(Dataset entries)
>>

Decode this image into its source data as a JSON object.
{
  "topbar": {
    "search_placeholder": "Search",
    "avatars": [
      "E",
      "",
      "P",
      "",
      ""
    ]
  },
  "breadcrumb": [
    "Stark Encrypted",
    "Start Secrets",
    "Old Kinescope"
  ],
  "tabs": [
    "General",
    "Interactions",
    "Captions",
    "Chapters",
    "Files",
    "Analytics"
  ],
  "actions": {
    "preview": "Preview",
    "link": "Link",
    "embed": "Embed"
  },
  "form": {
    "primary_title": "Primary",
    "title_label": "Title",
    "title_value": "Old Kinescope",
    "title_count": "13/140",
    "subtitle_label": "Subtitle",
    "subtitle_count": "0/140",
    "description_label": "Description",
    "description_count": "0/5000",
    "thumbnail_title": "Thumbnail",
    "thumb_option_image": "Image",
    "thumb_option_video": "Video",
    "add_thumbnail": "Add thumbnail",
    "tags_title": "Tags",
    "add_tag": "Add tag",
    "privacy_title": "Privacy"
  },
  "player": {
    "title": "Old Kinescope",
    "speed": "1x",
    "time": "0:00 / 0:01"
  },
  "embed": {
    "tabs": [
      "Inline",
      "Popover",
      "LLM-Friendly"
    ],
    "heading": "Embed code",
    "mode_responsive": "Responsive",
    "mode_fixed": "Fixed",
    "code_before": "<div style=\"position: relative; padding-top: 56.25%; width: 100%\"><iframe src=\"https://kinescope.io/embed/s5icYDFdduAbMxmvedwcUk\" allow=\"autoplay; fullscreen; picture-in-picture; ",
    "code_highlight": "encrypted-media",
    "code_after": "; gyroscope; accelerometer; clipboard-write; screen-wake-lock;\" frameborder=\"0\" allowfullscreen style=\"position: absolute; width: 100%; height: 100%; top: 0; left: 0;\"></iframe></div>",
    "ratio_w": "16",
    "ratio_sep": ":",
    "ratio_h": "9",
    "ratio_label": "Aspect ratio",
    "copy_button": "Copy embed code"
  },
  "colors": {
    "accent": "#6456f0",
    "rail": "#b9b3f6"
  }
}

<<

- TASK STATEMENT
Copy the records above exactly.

- TASK RESULT
Decode this image into its source data as a JSON object.
{
  "topbar": {
    "search_placeholder": "Search",
    "avatars": [
      "E",
      "",
      "P",
      "",
      ""
    ]
  },
  "breadcrumb": [
    "Stark Encrypted",
    "Start Secrets",
    "Old Kinescope"
  ],
  "tabs": [
    "General",
    "Interactions",
    "Captions",
    "Chapters",
    "Files",
    "Analytics"
  ],
  "actions": {
    "preview": "Preview",
    "link": "Link",
    "embed": "Embed"
  },
  "form": {
    "primary_title": "Primary",
    "title_label": "Title",
    "title_value": "Old Kinescope",
    "title_count": "13/140",
    "subtitle_label": "Subtitle",
    "subtitle_count": "0/140",
    "description_label": "Description",
    "description_count": "0/5000",
    "thumbnail_title": "Thumbnail",
    "thumb_option_image": "Image",
    "thumb_option_video": "Video",
    "add_thumbnail": "Add thumbnail",
    "tags_title": "Tags",
    "add_tag": "Add tag",
    "privacy_title": "Privacy"
  },
  "player": {
    "title": "Old Kinescope",
    "speed": "1x",
    "time": "0:00 / 0:01"
  },
  "embed": {
    "tabs": [
      "Inline",
      "Popover",
      "LLM-Friendly"
    ],
    "heading": "Embed code",
    "mode_responsive": "Responsive",
    "mode_fixed": "Fixed",
    "code_before": "<div style=\"position: relative; padding-top: 56.25%; width: 100%\"><iframe src=\"https://kinescope.io/embed/s5icYDFdduAbMxmvedwcUk\" allow=\"autoplay; fullscreen; picture-in-picture; ",
    "code_highlight": "encrypted-media",
    "code_after": "; gyroscope; accelerometer; clipboard-write; screen-wake-lock;\" frameborder=\"0\" allowfullscreen style=\"position: absolute; width: 100%; height: 100%; top: 0; left: 0;\"></iframe></div>",
    "ratio_w": "16",
    "ratio_sep": ":",
    "ratio_h": "9",
    "ratio_label": "Aspect ratio",
    "copy_button": "Copy embed code"
  },
  "colors": {
    "accent": "#6456f0",
    "rail": "#b9b3f6"
  }
}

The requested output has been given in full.